All the displays in this gallery — which also includes a poster from a theater production of “Uncle Tom’s Cabin” that featured the Black actor Sam Lucas in the title role — create a fascinating circuitry of gazes: It’s as if Sojourner Truth, Kara Walker et al. were staring down Griffith, a towering, controversial figure in American cinema history who was noticeably marginalized when the museum originally opened. Although the inclusion of “Birth” here is rightly modest, the display does underline the film’s impact when it was first released, most grotesquely in the vitrine with an invitation to a 1915 screening at the White House.
The text accompanying the invitation characterizes “The Birth of a Nation” as propaganda and references Black protests against it, though doesn’t mention that the film also served as a recruitment tool for the Ku Klux Klan. The label also accurately asserts that the movie “has been hailed for its technical achievements,” though omits that for much of the 20th century and even into the 21st century, the film was also celebrated as a sublime artistic achievement by generations of scholars and critics, some of whom, I imagine, also waxed equally rhapsodic about the camerawork in “Triumph of the Will,” Leni Riefenstahl’s Nazi panegyric.
The framing of Griffith in “Regeneration” cuts to a larger, trickier issue that runs throughout the exhibition and that the museum has grappled with since it opened given its twinned institutional role in serving both the general public and the academy. It’s a museum, yes, but of what, for whom and to what end? Most of its exhibition space, for instance, presents video clips and physical items (posters, stills, some famous ruby slippers), not actual movies, an imbalance that’s reflected in the modesty of this show’s initial film series and the brevity of the video clips in its rooms. There are wonderful snippets of the Nicholas Brothers and others, but the films are absent. These may not be rarities, but they’re nonetheless a critical part of this history.

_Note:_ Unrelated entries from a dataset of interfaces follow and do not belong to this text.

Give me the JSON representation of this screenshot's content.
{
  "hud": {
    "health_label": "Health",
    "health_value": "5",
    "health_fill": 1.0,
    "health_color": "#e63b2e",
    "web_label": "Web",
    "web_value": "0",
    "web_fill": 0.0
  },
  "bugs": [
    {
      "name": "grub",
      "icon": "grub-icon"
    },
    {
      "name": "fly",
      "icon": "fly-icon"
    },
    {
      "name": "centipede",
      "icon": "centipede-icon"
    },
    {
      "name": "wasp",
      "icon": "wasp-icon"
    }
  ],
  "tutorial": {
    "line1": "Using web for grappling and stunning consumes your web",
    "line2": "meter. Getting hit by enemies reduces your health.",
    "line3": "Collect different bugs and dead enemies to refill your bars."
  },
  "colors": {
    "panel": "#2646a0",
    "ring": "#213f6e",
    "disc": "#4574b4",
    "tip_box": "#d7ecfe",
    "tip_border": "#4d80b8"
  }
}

The more complex question involves the museum’s consideration of American cinema as a whole but particularly in how it navigates Hollywood. It’s inspiring to see a wall filled with glossy, glamorous headshots of Black stars like Horne, Paul Robeson, Fredi Washington, Clarence Muse, and others lesser known. Yet while some galleries expand on the uglier parts of what these actors and others faced, like the separate theater entrances for Black moviegoers, the exhibition tends to invoke racism in generalized terms and as a widely understood problem, leaving too many specifics of Hollywood’s foundational role in reproducing that racism to your imagination and the catalog. I can’t wait to read it.